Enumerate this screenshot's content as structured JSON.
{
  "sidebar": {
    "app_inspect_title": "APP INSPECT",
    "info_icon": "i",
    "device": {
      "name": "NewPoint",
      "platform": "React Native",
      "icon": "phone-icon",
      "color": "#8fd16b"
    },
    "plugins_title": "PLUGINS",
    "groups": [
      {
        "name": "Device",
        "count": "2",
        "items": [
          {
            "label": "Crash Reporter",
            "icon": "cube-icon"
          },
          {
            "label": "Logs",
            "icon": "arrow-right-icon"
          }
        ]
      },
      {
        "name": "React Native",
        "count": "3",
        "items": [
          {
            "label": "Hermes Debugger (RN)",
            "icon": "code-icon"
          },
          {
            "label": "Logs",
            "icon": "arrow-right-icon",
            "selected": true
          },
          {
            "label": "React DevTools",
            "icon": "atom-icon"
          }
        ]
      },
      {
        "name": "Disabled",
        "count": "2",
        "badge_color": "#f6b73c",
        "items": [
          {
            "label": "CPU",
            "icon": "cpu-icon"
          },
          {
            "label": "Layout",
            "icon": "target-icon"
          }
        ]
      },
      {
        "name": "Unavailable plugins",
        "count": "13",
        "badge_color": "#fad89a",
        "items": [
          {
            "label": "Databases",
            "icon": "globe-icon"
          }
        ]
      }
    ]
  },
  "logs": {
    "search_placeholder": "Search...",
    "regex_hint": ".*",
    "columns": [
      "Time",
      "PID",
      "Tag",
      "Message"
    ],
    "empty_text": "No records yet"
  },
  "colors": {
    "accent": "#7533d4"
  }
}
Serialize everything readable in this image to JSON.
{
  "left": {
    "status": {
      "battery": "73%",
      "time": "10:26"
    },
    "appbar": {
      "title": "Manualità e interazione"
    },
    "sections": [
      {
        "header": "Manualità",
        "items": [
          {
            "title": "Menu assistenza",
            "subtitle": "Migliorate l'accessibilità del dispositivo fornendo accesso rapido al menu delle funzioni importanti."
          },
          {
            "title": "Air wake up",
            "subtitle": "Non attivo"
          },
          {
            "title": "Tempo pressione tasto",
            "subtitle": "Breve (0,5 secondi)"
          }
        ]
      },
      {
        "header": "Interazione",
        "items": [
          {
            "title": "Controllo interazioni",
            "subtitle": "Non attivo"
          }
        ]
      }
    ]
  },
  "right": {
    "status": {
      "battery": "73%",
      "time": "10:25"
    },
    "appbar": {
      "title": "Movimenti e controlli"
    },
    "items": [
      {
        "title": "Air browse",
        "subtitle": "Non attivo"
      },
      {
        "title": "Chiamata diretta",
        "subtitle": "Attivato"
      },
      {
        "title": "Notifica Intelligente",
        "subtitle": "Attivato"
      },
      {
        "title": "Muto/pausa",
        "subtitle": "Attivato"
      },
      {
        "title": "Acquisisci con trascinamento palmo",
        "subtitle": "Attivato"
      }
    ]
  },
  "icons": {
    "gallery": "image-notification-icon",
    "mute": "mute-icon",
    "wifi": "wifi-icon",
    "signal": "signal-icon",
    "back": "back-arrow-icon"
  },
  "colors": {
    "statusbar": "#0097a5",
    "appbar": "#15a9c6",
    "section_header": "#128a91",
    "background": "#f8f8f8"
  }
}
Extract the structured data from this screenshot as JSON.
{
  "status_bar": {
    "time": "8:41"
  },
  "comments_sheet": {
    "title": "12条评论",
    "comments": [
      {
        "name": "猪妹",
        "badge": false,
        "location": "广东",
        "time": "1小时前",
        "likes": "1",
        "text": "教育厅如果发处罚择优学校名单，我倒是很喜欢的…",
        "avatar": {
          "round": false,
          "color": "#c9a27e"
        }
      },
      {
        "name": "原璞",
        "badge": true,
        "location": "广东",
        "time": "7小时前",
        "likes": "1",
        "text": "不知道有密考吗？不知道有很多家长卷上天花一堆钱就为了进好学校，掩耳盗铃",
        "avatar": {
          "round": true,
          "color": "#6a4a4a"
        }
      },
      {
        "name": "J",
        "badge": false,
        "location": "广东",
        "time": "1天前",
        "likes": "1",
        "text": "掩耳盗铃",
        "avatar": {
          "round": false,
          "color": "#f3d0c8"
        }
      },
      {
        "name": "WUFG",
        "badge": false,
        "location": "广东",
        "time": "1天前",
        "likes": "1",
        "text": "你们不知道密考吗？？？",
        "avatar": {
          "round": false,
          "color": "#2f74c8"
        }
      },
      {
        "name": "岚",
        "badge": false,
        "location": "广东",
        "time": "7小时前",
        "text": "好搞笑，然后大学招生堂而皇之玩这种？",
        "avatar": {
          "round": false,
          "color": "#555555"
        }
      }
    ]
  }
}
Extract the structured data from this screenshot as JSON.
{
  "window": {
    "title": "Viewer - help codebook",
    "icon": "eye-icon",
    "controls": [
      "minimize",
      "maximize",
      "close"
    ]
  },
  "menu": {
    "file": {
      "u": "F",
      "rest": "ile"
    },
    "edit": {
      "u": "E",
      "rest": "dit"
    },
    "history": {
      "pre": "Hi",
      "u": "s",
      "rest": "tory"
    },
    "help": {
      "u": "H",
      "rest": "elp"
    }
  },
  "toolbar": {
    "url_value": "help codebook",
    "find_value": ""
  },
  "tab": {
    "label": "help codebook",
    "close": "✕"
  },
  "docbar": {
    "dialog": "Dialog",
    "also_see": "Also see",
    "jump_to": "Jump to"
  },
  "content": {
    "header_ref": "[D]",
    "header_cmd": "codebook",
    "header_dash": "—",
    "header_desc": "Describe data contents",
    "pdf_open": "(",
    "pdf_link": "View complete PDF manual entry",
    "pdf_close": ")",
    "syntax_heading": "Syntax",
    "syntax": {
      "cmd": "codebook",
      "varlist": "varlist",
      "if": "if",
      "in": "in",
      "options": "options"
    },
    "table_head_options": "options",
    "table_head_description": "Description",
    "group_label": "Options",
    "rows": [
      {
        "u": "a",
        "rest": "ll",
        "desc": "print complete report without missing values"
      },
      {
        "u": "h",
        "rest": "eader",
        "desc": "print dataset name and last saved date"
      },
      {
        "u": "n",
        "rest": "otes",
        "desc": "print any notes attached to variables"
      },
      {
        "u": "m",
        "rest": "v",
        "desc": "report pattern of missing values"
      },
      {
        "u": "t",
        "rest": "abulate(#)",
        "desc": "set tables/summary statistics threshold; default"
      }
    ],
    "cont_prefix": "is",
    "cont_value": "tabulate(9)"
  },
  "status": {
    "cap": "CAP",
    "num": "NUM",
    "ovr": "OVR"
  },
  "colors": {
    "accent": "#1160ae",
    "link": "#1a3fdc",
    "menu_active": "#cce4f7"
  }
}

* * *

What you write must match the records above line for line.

* _TASK SOLUTION_
Enumerate this screenshot's content as structured JSON.
{
  "sidebar": {
    "app_inspect_title": "APP INSPECT",
    "info_icon": "i",
    "device": {
      "name": "NewPoint",
      "platform": "React Native",
      "icon": "phone-icon",
      "color": "#8fd16b"
    },
    "plugins_title": "PLUGINS",
    "groups": [
      {
        "name": "Device",
        "count": "2",
        "items": [
          {
            "label": "Crash Reporter",
            "icon": "cube-icon"
          },
          {
            "label": "Logs",
            "icon": "arrow-right-icon"
          }
        ]
      },
      {
        "name": "React Native",
        "count": "3",
        "items": [
          {
            "label": "Hermes Debugger (RN)",
            "icon": "code-icon"
          },
          {
            "label": "Logs",
            "icon": "arrow-right-icon",
            "selected": true
          },
          {
            "label": "React DevTools",
            "icon": "atom-icon"
          }
        ]
      },
      {
        "name": "Disabled",
        "count": "2",
        "badge_color": "#f6b73c",
        "items": [
          {
            "label": "CPU",
            "icon": "cpu-icon"
          },
          {
            "label": "Layout",
            "icon": "target-icon"
          }
        ]
      },
      {
        "name": "Unavailable plugins",
        "count": "13",
        "badge_color": "#fad89a",
        "items": [
          {
            "label": "Databases",
            "icon": "globe-icon"
          }
        ]
      }
    ]
  },
  "logs": {
    "search_placeholder": "Search...",
    "regex_hint": ".*",
    "columns": [
      "Time",
      "PID",
      "Tag",
      "Message"
    ],
    "empty_text": "No records yet"
  },
  "colors": {
    "accent": "#7533d4"
  }
}
Serialize everything readable in this image to JSON.
{
  "left": {
    "status": {
      "battery": "73%",
      "time": "10:26"
    },
    "appbar": {
      "title": "Manualità e interazione"
    },
    "sections": [
      {
        "header": "Manualità",
        "items": [
          {
            "title": "Menu assistenza",
            "subtitle": "Migliorate l'accessibilità del dispositivo fornendo accesso rapido al menu delle funzioni importanti."
          },
          {
            "title": "Air wake up",
            "subtitle": "Non attivo"
          },
          {
            "title": "Tempo pressione tasto",
            "subtitle": "Breve (0,5 secondi)"
          }
        ]
      },
      {
        "header": "Interazione",
        "items": [
          {
            "title": "Controllo interazioni",
            "subtitle": "Non attivo"
          }
        ]
      }
    ]
  },
  "right": {
    "status": {
      "battery": "73%",
      "time": "10:25"
    },
    "appbar": {
      "title": "Movimenti e controlli"
    },
    "items": [
      {
        "title": "Air browse",
        "subtitle": "Non attivo"
      },
      {
        "title": "Chiamata diretta",
        "subtitle": "Attivato"
      },
      {
        "title": "Notifica Intelligente",
        "subtitle": "Attivato"
      },
      {
        "title": "Muto/pausa",
        "subtitle": "Attivato"
      },
      {
        "title": "Acquisisci con trascinamento palmo",
        "subtitle": "Attivato"
      }
    ]
  },
  "icons": {
    "gallery": "image-notification-icon",
    "mute": "mute-icon",
    "wifi": "wifi-icon",
    "signal": "signal-icon",
    "back": "back-arrow-icon"
  },
  "colors": {
    "statusbar": "#0097a5",
    "appbar": "#15a9c6",
    "section_header": "#128a91",
    "background": "#f8f8f8"
  }
}
Extract the structured data from this screenshot as JSON.
{
  "status_bar": {
    "time": "8:41"
  },
  "comments_sheet": {
    "title": "12条评论",
    "comments": [
      {
        "name": "猪妹",
        "badge": false,
        "location": "广东",
        "time": "1小时前",
        "likes": "1",
        "text": "教育厅如果发处罚择优学校名单，我倒是很喜欢的…",
        "avatar": {
          "round": false,
          "color": "#c9a27e"
        }
      },
      {
        "name": "原璞",
        "badge": true,
        "location": "广东",
        "time": "7小时前",
        "likes": "1",
        "text": "不知道有密考吗？不知道有很多家长卷上天花一堆钱就为了进好学校，掩耳盗铃",
        "avatar": {
          "round": true,
          "color": "#6a4a4a"
        }
      },
      {
        "name": "J",
        "badge": false,
        "location": "广东",
        "time": "1天前",
        "likes": "1",
        "text": "掩耳盗铃",
        "avatar": {
          "round": false,
          "color": "#f3d0c8"
        }
      },
      {
        "name": "WUFG",
        "badge": false,
        "location": "广东",
        "time": "1天前",
        "likes": "1",
        "text": "你们不知道密考吗？？？",
        "avatar": {
          "round": false,
          "color": "#2f74c8"
        }
      },
      {
        "name": "岚",
        "badge": false,
        "location": "广东",
        "time": "7小时前",
        "text": "好搞笑，然后大学招生堂而皇之玩这种？",
        "avatar": {
          "round": false,
          "color": "#555555"
        }
      }
    ]
  }
}
Extract the structured data from this screenshot as JSON.
{
  "window": {
    "title": "Viewer - help codebook",
    "icon": "eye-icon",
    "controls": [
      "minimize",
      "maximize",
      "close"
    ]
  },
  "menu": {
    "file": {
      "u": "F",
      "rest": "ile"
    },
    "edit": {
      "u": "E",
      "rest": "dit"
    },
    "history": {
      "pre": "Hi",
      "u": "s",
      "rest": "tory"
    },
    "help": {
      "u": "H",
      "rest": "elp"
    }
  },
  "toolbar": {
    "url_value": "help codebook",
    "find_value": ""
  },
  "tab": {
    "label": "help codebook",
    "close": "✕"
  },
  "docbar": {
    "dialog": "Dialog",
    "also_see": "Also see",
    "jump_to": "Jump to"
  },
  "content": {
    "header_ref": "[D]",
    "header_cmd": "codebook",
    "header_dash": "—",
    "header_desc": "Describe data contents",
    "pdf_open": "(",
    "pdf_link": "View complete PDF manual entry",
    "pdf_close": ")",
    "syntax_heading": "Syntax",
    "syntax": {
      "cmd": "codebook",
      "varlist": "varlist",
      "if": "if",
      "in": "in",
      "options": "options"
    },
    "table_head_options": "options",
    "table_head_description": "Description",
    "group_label": "Options",
    "rows": [
      {
        "u": "a",
        "rest": "ll",
        "desc": "print complete report without missing values"
      },
      {
        "u": "h",
        "rest": "eader",
        "desc": "print dataset name and last saved date"
      },
      {
        "u": "n",
        "rest": "otes",
        "desc": "print any notes attached to variables"
      },
      {
        "u": "m",
        "rest": "v",
        "desc": "report pattern of missing values"
      },
      {
        "u": "t",
        "rest": "abulate(#)",
        "desc": "set tables/summary statistics threshold; default"
      }
    ],
    "cont_prefix": "is",
    "cont_value": "tabulate(9)"
  },
  "status": {
    "cap": "CAP",
    "num": "NUM",
    "ovr": "OVR"
  },
  "colors": {
    "accent": "#1160ae",
    "link": "#1a3fdc",
    "menu_active": "#cce4f7"
  }
}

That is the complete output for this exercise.